On average, RVers typically spend between $500 to $2000 per year on maintenance. But, if something major goes wrong, you can expect that number to jump. Warranties can help cover some costs, and getting a professional inspection performed on your RV before the purchase can help protect you and your wallet.
Similar to your home or auto, insurance to protect you and your camper van is another recurring cost you’ll want to consider.
According to Progressive, the average annual RV insurance policy will cost $848 for a motorhome in 2020. Liability-only policies started at $125 per year.
That said, the actual cost for an insurance policy will vary based on the type of RV, location, features, driving experience, and so on.
Fuel costs will vary significantly depending on your motorhome’s MPG, distance traveled, cost per gallon of gas, etc.
Tip: Use a fuel calculator to estimate fuel costs before the trip. And use apps like Gas Buddy to find the cheapest gas near you.

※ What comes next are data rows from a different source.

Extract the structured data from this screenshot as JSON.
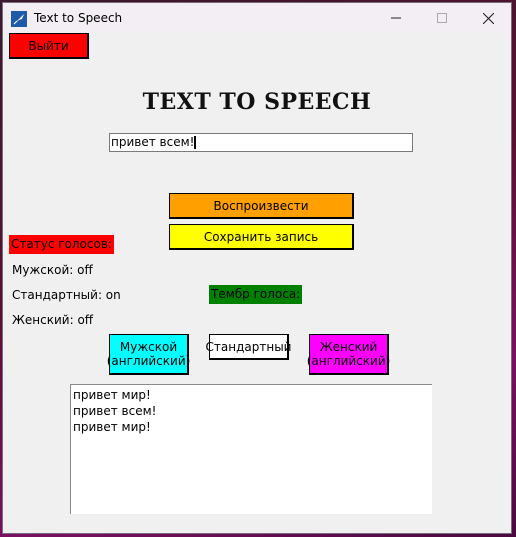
{
  "window": {
    "title": "Text to Speech",
    "minimize_icon": "minimize-icon",
    "maximize_icon": "maximize-icon",
    "close_icon": "close-icon"
  },
  "toolbar": {
    "exit_label": "Выйти"
  },
  "heading": "TEXT TO SPEECH",
  "input": {
    "value": "привет всем!"
  },
  "buttons": {
    "play_label": "Воспроизвести",
    "save_label": "Сохранить запись",
    "male_label_1": "Мужской",
    "male_label_2": "(английский)",
    "standard_label": "Стандартный",
    "female_label_1": "Женский",
    "female_label_2": "(английский)"
  },
  "status": {
    "label": "Статус голосов:",
    "male": "Мужской: off",
    "standard": "Стандартный: on",
    "female": "Женский: off"
  },
  "timbre_label": "Тембр голоса:",
  "log": [
    "привет мир!",
    "привет всем!",
    "привет мир!"
  ],
  "colors": {
    "exit": "#ff0000",
    "play": "#ffa000",
    "save": "#ffff00",
    "status": "#ff0000",
    "timbre": "#008000",
    "male": "#00ffff",
    "standard": "#ffffff",
    "female": "#ff00ff"
  }
}
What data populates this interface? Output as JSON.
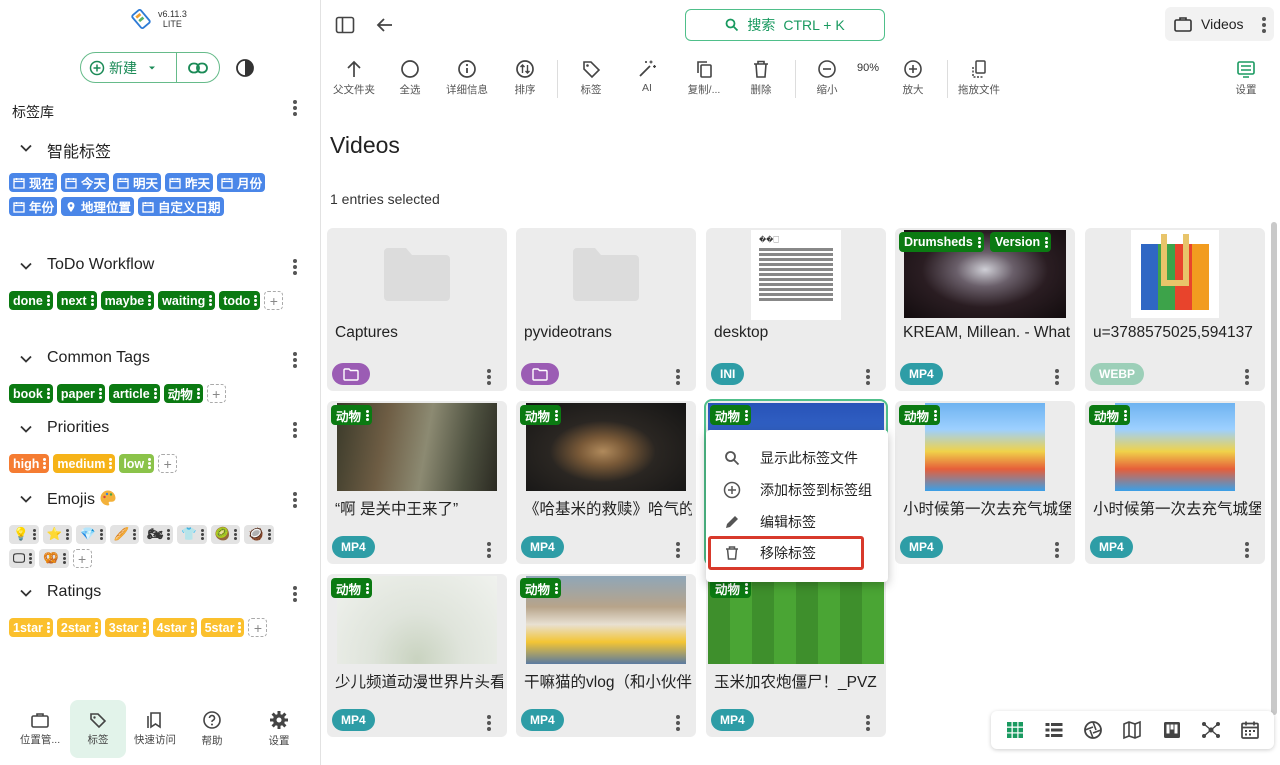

Hidden Costs of Owning a Camper Van
Along with the above costs, there are what some would consider “hidden” costs to owning a camper van. Or costs that many tend to overlook (but can add up quickly).
- Park Fees: The cost to reserve a spot at an RV park can range from $15 to over $100 per night, depending on their location and amenities. You can help offset these costs by splitting your time at free boondocking locations.
- Storage Fees: You’ll need a place to store your RV when not used. Some have the luxury of being able to store their RV on their own property, but many do not. Expect to pay between $50 to $250 per month to store your RV. Luckily, camper vans are typically much smaller than other types of motorized RVs, so you shouldn’t have to pay extra for large storage space.
- Registration Fees: Depending on where you live, you’ll likely have yearly registration fees. For example, in Iowa, a Class-A recreational vehicle that costs over $80,000 has a $400 per year registration fee.
- Memberships: While RV membership programs like Thousand Trails and Passport America are designed to save you money, they still cost to be a part of.
- Supplies: Similar to a home, you’ll need to stock your van with supplies, including kitchen utensils, food, laundry and cleaning supplies, etc.
- Upgrades: Upgrade costs will certainly vary, but if you want a better wifi signal or a satellite dish, for example, these will incur additional costs.
- Depreciation: While not a direct cost, your camper will lose value, especially if you buy new. One way to avoid that initial major drop in value is to buy used. Your used RV will still depreciate over time, but it won’t be as drastic as the first few years.
Now that you understand the costs of buying and owning a camper van, what’s next? Check out our guide on the pros and cons of owning an RV to find out if it’s cost-effective and right for you!
Plus, check out our guide on what to look for when buying a used camper van, complete with a downloadable checklist!